1. Artist369
    Offline

    Artist369 Active Member

    Joined:
    Jul 11, 2014
    Messages:
    166
    Likes Received:
    50
    Location:
    Pacific Northwest

    Contemporary Voice in a Period Setting- Can it Work?

    Discussion in 'Setting Development' started by Artist369, Jul 30, 2014.

    I have an idea in my brain that I'd like to explore- steampunk world with contemporary speech.

    It would have classic elements to the original genre (not just a modern fashion statement, but the classic little man versus the corrupt, industrial state dichotomy). The technology aspect would be plot driven- in the fact, at the core of the concept. But I want the teen readers concerned with the plot and characters, not with the peculiar way they speak. I don't want to risk alienating my young adult audience with quaint speech patterns.

    So my question is, can a contemporary voice work in such a story given so many steampunk books are set in the Victorian era? (Just fyi- this would not be set on earth, but on its own world).

    What are some examples of contemporary-sounding characters in what you would typically consider period works that are executed successfully and believably (without resorting to time-travel or some other similar plot device)?
     
  2. ChickenFreak
    Offline

    ChickenFreak Contributing Member Contributor

    Joined:
    Mar 9, 2010
    Messages:
    8,967
    Likes Received:
    5,491
    I think that it depends on what you mean by contemporary. I wouldn't recommend using current teen slang, for example, but fairly straightforward New York Times English could probably work fine.
     
    Artist369 likes this.
  3. Chaos Inc.
    Offline

    Chaos Inc. Active Member

    Joined:
    May 27, 2014
    Messages:
    180
    Likes Received:
    47
    Location:
    Acolasia
    Romeo and Juliet, the DeCaprio one. See if that's the feel you're going for. I thought it was really out of place, however, I had the classical context to compare it to.
     
    Artist369 likes this.
  4. EdFromNY
    Offline

    EdFromNY Hope to improve with age Supporter Contributor

    Joined:
    Jun 13, 2010
    Messages:
    4,683
    Likes Received:
    2,534
    Location:
    Queens, NY
    Depending on the era you are depicting, you may or may not be able to recreate the modes of speech from the era, and even if you do, it could quickly grow tiresome to the reader. You may want to limit yourself to modes of address and a few iconic expressions, and rely on @ChickenFreak's excellent advice for the remainder.
     
    Artist369 likes this.
  5. Artist369
    Offline

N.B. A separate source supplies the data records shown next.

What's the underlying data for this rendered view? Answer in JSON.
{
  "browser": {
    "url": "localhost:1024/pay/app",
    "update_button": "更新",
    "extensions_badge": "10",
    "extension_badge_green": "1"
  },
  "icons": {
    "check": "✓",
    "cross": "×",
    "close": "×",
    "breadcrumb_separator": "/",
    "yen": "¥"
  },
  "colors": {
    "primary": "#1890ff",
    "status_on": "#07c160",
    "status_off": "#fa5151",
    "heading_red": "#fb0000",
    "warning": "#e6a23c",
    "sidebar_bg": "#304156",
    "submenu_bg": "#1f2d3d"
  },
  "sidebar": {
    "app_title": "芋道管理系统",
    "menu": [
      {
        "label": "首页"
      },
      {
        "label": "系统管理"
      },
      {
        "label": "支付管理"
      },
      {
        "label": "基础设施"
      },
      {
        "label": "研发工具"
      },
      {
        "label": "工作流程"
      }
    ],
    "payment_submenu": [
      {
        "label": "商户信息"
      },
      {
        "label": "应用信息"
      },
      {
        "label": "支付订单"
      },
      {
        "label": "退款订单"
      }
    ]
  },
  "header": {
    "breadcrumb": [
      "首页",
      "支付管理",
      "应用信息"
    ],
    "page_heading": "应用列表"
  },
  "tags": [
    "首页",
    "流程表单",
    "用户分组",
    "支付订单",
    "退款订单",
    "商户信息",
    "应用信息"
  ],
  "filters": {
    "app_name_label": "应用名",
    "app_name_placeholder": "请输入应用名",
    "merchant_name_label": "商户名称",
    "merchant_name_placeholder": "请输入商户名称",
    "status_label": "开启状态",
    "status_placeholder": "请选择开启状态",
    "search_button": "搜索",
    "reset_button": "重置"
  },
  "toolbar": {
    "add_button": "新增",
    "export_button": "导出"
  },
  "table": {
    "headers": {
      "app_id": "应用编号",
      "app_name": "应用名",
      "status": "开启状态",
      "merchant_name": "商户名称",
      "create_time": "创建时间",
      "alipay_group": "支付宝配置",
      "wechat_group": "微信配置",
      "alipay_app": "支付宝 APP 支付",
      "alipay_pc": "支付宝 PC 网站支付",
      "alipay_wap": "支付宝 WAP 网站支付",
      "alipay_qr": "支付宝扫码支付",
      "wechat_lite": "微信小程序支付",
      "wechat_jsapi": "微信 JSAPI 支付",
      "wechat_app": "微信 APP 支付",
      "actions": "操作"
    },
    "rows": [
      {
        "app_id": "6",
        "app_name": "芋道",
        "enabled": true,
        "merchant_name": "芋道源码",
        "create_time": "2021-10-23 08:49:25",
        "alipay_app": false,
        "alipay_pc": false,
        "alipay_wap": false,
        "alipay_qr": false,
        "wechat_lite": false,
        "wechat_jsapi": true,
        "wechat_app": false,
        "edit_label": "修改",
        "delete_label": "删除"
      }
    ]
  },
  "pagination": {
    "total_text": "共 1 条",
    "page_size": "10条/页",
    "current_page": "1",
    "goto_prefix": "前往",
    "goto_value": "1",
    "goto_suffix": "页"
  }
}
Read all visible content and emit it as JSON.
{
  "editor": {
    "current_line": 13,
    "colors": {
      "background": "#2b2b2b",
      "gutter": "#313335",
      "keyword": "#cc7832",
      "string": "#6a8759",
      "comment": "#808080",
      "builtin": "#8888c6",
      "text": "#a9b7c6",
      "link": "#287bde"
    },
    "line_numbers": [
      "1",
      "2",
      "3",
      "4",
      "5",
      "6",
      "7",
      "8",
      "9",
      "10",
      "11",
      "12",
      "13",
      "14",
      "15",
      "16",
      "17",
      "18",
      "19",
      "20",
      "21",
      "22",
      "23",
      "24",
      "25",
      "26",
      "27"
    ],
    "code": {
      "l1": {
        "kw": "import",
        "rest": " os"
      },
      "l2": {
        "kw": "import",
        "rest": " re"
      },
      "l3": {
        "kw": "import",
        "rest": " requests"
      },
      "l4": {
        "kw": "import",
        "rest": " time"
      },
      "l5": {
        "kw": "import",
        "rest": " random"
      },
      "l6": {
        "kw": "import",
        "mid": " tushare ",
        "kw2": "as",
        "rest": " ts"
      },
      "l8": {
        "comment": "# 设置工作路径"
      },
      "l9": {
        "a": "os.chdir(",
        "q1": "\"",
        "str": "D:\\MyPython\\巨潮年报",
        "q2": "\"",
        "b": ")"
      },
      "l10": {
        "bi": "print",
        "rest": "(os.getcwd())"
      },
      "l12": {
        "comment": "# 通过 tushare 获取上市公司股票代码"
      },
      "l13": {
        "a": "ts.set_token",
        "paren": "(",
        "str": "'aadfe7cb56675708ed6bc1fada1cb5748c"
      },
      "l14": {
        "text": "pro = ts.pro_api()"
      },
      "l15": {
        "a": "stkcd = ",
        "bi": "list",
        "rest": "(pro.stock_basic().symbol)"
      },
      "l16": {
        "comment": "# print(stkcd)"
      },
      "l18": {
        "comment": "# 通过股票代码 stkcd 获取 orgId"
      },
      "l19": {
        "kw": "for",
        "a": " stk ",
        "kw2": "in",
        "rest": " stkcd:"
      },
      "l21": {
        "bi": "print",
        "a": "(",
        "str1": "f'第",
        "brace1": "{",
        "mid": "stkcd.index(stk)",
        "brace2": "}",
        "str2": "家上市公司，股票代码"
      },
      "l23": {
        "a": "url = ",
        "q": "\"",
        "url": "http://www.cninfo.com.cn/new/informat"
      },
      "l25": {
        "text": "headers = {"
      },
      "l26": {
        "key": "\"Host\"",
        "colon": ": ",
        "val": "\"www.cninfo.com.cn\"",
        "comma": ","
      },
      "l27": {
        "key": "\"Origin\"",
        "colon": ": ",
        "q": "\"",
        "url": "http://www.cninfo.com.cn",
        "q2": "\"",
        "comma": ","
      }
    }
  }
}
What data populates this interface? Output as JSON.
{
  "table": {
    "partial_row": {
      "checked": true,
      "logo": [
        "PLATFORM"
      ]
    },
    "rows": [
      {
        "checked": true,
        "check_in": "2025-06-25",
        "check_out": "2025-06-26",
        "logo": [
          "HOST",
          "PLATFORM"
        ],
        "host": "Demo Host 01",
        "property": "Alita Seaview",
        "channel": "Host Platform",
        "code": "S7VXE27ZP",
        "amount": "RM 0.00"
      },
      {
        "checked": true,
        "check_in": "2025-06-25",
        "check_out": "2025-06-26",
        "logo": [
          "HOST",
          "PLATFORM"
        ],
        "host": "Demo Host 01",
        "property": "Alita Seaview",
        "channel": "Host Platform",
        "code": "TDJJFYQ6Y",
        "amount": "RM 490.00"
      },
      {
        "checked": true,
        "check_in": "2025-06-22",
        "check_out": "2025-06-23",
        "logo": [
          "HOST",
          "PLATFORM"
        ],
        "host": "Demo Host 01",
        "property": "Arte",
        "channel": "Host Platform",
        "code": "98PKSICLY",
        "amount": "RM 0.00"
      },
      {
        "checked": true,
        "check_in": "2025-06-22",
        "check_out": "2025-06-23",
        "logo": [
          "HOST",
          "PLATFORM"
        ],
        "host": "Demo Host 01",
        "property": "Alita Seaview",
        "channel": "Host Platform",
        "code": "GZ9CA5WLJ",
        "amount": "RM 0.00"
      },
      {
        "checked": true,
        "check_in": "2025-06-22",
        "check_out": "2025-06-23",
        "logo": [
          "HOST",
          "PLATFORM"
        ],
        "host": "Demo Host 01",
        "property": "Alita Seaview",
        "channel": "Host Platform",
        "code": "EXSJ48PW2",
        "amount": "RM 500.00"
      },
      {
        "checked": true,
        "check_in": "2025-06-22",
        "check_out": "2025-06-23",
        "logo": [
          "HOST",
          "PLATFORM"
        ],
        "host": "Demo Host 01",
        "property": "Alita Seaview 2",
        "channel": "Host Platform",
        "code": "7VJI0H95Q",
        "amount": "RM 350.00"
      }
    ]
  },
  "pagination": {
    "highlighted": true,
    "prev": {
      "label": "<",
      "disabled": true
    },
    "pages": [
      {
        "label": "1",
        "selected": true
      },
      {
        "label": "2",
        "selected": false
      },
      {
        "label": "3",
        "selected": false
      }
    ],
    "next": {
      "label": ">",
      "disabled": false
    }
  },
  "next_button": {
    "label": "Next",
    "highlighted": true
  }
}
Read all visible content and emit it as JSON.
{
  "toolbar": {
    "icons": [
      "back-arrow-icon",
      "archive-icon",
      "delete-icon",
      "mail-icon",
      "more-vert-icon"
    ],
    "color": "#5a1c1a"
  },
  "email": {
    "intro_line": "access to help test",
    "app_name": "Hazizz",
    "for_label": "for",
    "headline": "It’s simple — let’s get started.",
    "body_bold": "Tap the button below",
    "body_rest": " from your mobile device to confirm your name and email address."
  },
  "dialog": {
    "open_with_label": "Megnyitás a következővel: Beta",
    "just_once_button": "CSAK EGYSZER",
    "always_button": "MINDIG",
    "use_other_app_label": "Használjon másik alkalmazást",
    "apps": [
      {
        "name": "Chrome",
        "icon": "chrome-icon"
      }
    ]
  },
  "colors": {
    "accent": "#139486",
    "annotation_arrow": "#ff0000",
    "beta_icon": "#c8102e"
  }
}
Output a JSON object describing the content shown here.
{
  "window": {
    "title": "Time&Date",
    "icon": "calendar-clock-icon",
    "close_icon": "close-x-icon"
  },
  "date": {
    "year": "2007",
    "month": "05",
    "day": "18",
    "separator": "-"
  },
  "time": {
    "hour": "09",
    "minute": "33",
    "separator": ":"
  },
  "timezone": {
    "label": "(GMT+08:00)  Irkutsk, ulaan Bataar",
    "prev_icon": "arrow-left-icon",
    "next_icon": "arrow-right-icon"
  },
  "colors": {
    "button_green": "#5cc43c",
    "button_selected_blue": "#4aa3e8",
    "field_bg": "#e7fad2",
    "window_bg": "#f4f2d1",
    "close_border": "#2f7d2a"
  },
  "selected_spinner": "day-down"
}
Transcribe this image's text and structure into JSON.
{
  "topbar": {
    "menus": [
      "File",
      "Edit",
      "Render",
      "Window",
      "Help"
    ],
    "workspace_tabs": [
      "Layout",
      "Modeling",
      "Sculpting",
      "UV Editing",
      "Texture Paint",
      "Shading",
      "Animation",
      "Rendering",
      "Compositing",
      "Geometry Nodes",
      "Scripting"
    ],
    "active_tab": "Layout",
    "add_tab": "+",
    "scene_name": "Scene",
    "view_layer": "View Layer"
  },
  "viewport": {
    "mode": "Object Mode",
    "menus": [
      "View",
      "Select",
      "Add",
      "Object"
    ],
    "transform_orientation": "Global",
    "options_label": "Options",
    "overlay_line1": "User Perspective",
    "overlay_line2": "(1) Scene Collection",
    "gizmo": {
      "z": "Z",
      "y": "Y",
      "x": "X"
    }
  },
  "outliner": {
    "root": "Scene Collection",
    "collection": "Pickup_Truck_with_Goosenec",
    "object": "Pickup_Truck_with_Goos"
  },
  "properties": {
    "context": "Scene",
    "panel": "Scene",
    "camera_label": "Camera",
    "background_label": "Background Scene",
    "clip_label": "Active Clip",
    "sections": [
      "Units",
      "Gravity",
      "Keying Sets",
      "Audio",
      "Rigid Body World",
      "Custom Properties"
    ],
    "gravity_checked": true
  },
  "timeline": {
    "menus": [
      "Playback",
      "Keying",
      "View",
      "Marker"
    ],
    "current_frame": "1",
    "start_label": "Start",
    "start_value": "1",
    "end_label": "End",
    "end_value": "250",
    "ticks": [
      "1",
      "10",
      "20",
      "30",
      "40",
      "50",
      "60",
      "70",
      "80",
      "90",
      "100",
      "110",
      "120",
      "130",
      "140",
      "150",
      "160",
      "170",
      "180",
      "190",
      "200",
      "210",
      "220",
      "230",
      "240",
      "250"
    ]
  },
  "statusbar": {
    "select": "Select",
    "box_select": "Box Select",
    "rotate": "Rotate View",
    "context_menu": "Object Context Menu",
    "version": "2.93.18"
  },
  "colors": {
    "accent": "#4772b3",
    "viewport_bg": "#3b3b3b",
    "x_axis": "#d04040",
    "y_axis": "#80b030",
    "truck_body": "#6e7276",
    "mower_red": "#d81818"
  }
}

    Artist369 Active Member

    Joined:
    Jul 11, 2014
    Messages:
    166
    Likes Received:
    50
    Location:
    Pacific Northwest
    Thanks for all the excellent advice. My worry is that I won't be able to show the character of the people if I don't interject humor and endearing dialogue into the story- like the brother/sister dynamic (calling names, teasing, etc).

    The story would be set in a steampunk world with today's social equivalent- but clothing style slightly different to reflect the otherworldly nature of the story. So I had hoped to use some slang and pet names. But it sounds like I need to use context for humor instead of readily identifiable phrases from culture in the dialogue (i.e.- avoid cliches).
     
  6. EdFromNY
    Offline

    EdFromNY Hope to improve with age Supporter Contributor

    Joined:
    Jun 13, 2010
    Messages:
    4,683
    Likes Received:
    2,534
    Location:
    Queens, NY
    Yes. You want to be careful not to make your characters into caricatures. Dialogue should always be as natural as possible. It's a little bit like writing dialogue with foul language - a little goes a long way.
     
    peachalulu likes this.
  7. Link the Writer
    Offline

    Link the Writer Flipping Out For A Good Story. Contributor

    Joined:
    Sep 24, 2009
    Messages:
    11,210
    Likes Received:
    4,222
    Location:
    Alabama, USA
    Indubitably, I regret to inform you, sir or madame, that the mode of speech has changed greatly over the course of the last few centuries. Readers would be most befuddled indeed to observe your characters speaking as if in a whole different language all together, and that would be most off-putting. Might I suggest letting your characters speak in the tongue the readers will be able to understand, but please leave out the slang? I hardly think we went around yawping out whatever words our young adults are speaking these days. As EdFromNY so eloquently described, be as natural as you can possibly be. Have your readers be so bound by the story that they wouldn't wish to escape it for the world.

    I do hope this helps you in your endeavors.
     
    Artist369 and EdFromNY like this.
  8. Chaos Inc.
    Offline

    Chaos Inc. Active Member

    Joined:
    May 27, 2014
    Messages:
    180
    Likes Received:
    47
    Location:
    Acolasia
    If you're really clever and you want a humorous slant, you can use awful texting lingo in spoken word but give it thoughtful reason. I'm not familiar with works of that genre but I could see "gamer" lingo being used.

    "Sup newb!"
    "I'm gonna pwn u!"

    I feel sick now...
     

Share This Page